Here we go again. Déjà vu all over again as General Motors spreads rumors that they are tired of being Government Motors and they are so cash rich that they offered to buy Treasury's taxpayer-funded stake in the company. In typical deceptive GM fashion, sources were not named and spokesman Jim Cain refused to confirm the rumors. This is not the first time GM played the rumor game, as I previously wrote about over a year ago.
A Reuters' article earlier this week created quite a buzz when it suggested that General Motors was losing $49,000 on every Chevy Volt sold. While many continue to debate just how much money GM loses on the politically-motivated car, a more important story on the Volt was reported by Automotive.com last week which explained the increase in August sales numbers for the vehicle. The piece exposes how GM (along with taxpayers) is heavily subsidizing leases and even gets an embarrassing admission from GM on the struggling Volt that, "The whole idea is we're creating a market." And this blockbuster, "There is no plug-in market."
USA Today reports that General Motors will be, once again, temporarily halting production of the Chevy Volt. According to GM, the halt is not due to low sales of the Volt. The article quotes a Chevy spokesman as saying, "We are not idling the plant due to poor Volt sales. We're gearing up for production of the new Impala."
Some truths are so obvious that they cannot be denied. But that doesn't stop General Motors and politically-motivated cheerleaders for the Chevy Volt from trying. In the case of the Volt, the truth is that this car has been a dismal failure when considering the amount of hype and taxpayer money that has been spent to produce the supposed green wonder-car. Let's review just how wrong GM CEO, Dan Akerson, has been regarding sales projections for the Volt and how he refuses to take accountability for GM's blunders.
This time it’s the second fire in a Fisker Karma, which received $193 million out of a $529 million award from a Department of Energy loan guarantee before the cabinet agency cut the company off for failure to meet still-undisclosed milestones. This blaze (video), according to a report on the automotive Web site Jalopnik, occurred in a Woodside, Calif. parking lot while its owner was inside a store shopping for groceries.
On Tuesday the heavily subsidized electric vehicle battery manufacturer released its latest financial bad news, but also disclosed that it also had a potential buyer – from China. According to media reports, just as A123 reported another $82.9 million in second-quarter losses, good news also magically materialized as Wanxiang Group Corp. was announced as a new investor. A123 had reported recently to the Securities and Exchange Commission that its ability to continue as a viable company was “a going concern.”

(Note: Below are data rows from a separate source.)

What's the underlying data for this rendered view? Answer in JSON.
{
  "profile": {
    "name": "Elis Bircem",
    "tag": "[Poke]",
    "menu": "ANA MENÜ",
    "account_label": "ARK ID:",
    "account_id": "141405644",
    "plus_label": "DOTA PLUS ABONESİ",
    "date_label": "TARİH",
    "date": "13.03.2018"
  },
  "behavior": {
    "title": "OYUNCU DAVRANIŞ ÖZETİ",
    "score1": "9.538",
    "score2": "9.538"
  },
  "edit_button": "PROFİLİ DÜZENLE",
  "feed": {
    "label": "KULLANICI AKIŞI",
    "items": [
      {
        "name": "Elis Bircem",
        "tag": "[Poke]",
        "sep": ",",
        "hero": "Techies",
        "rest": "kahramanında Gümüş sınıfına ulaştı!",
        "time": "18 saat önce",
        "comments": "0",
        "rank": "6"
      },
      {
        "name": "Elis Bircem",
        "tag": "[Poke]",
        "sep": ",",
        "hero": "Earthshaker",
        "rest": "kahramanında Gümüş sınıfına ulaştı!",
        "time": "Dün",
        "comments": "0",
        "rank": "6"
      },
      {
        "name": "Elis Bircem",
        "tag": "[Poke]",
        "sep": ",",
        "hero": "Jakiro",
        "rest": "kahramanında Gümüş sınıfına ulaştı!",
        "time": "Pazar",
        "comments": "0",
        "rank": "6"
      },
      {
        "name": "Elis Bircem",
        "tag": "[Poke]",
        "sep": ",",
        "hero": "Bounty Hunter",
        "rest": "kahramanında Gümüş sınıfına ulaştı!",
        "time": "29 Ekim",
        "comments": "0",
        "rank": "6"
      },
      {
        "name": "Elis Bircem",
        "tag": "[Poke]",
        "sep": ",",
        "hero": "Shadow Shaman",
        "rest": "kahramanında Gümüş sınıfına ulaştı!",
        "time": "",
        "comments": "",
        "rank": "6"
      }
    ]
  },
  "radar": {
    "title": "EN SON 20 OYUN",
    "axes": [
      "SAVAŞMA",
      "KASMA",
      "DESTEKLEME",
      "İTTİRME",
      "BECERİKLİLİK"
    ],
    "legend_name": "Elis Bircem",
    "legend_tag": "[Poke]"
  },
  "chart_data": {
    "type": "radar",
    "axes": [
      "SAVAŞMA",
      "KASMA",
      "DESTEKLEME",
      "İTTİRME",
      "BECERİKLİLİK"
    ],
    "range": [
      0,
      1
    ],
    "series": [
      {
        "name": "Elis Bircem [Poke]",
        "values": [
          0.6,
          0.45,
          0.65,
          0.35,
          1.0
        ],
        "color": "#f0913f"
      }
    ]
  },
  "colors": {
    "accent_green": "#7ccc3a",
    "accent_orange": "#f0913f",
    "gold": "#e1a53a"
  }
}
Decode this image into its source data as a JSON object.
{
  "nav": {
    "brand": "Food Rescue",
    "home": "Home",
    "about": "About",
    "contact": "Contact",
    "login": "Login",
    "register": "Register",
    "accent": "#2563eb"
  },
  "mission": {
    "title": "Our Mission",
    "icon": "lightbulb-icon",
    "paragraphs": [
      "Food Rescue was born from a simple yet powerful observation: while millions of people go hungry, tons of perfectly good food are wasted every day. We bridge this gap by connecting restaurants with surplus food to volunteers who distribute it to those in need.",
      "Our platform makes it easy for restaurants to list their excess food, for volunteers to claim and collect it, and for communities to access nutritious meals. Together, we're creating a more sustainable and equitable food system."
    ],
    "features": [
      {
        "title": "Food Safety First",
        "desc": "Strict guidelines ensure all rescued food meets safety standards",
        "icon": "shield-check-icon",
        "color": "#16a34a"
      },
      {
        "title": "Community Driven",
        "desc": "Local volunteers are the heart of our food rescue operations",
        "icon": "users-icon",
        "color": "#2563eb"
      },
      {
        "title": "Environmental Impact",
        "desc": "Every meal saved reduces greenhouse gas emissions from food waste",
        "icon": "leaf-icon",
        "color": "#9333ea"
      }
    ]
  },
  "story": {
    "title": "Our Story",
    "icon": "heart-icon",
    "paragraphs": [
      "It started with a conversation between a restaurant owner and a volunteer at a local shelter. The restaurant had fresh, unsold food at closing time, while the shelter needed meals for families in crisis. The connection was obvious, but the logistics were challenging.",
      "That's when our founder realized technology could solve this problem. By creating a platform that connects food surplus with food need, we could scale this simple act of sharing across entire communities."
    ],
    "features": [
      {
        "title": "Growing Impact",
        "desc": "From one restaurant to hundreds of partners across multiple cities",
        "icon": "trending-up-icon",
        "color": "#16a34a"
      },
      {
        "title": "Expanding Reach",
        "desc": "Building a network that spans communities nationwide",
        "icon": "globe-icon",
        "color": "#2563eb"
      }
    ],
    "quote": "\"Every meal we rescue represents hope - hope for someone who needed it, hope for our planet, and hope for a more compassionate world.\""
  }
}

It seems that the supply of taxpayer money available to support the Chevy Volt is never ending. Add the Department of Defense to the list of agencies tapping into the seemingly endless taxpayer funds to purchase Volts, as reported by Stripes.com. The US Military is buying Volts just as a recent poll at GM-Volt.com reveals that over 12% of Volt owners have had electrical problems with the vehicle.
General Motors announced an increase in government purchases of 115% in July. This follows June's jump in government fleet sales of 79%. Just what's going on? GM has claimed that it is localities (mostly for police vehicles) and not federal purchases driving the increases, but aren't localities struggling with their budgets? Why do the nation's police forces all of a sudden need new vehicles? A little research uncovers that the Obama Administration is once again being generous with federal grants to localities to purchase new cars, with one of the primary end recipients of taxpayer money being GM.